"When I brought the two together, the computer and the original work by Leger, it really was an act of love, a very positive and happy act to give birth to a new picture and this process of minimizing," Melikyan now says of one of his earliest pieces. The highly finished quality of Melikyan's paintings is all the more remarkable considering that he has never had any formal training as a painter. Instead, he seized upon the highly expressive color palette, bordered by a matrix of almost sculpted lines, of such artists as Kelly, Albers, Indiana, in order to carve out his own path of visual expression.
In the world of a Melikyan painting, characters radiate a gamut of personality from bland to captivating, all through Melikyan's choice of color tonality drawn from an enormous spectrum. The resulting cavalcade of protagonists has both all the obvious qualities of a flesh and blood character, along with all its indeterminate mystery.
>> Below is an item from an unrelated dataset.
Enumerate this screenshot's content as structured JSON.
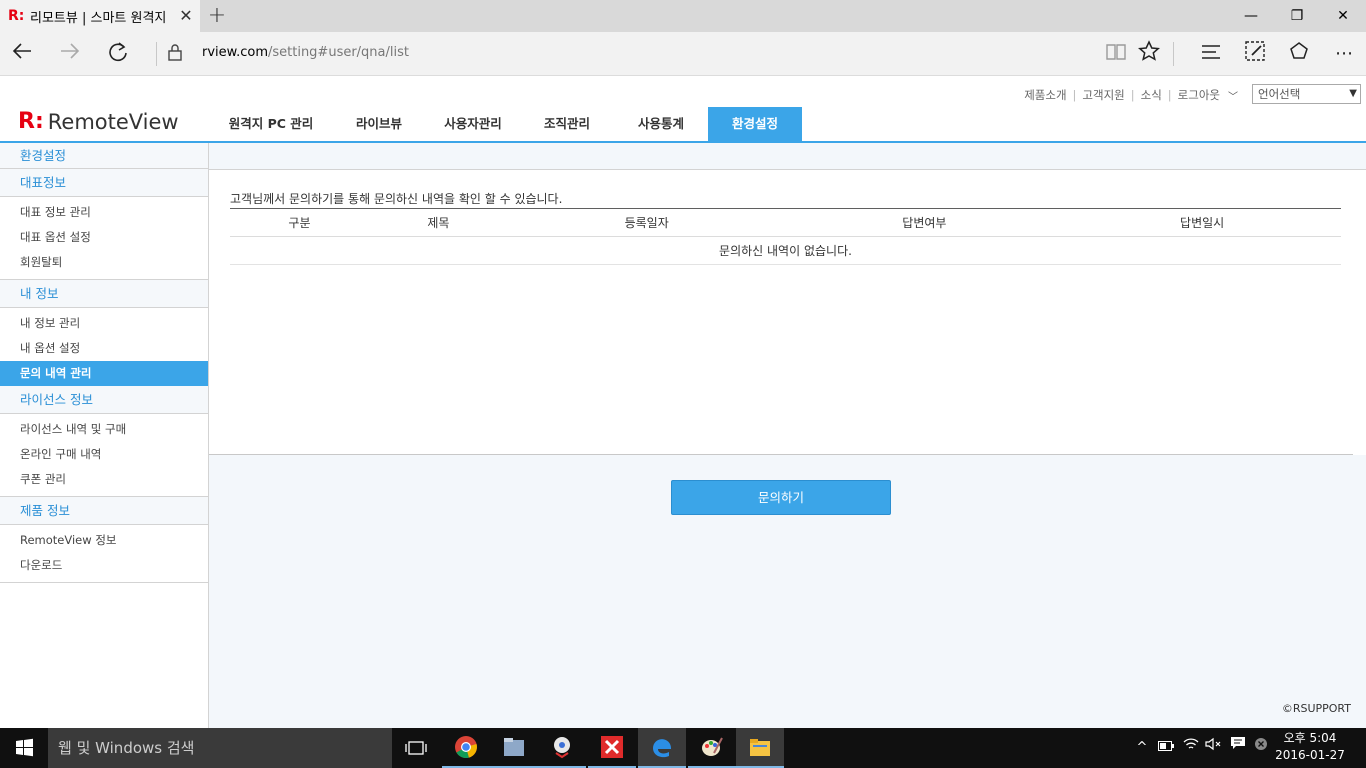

"The process of reduction allows me to focus on what I find essential in my subjects," says Melikyan, "revealing mysteries in color, composition and sometimes even content. I want to establish a direct communication with the viewer, hoping to generate the kind of amazement that only simplicity can." Melikyan says.
Sevan Melikyan was born to Armenian parents in Istanbul in 1965. He moved to Paris at the age of 9 and stayed in France until age 26, earning a degree in marketing from the University of Dauphine. He spent six years in New York City, directing a program devoted to the promotion and presentation of artists of Armenian descent. From 1997 to 2009, he lived in Fort Worth, Texas where Melikyan was the marketing director for the Van Cliburn Foundation. He now makes his home in High Falls, New York, a small village nested in the beautiful Hudson Valley.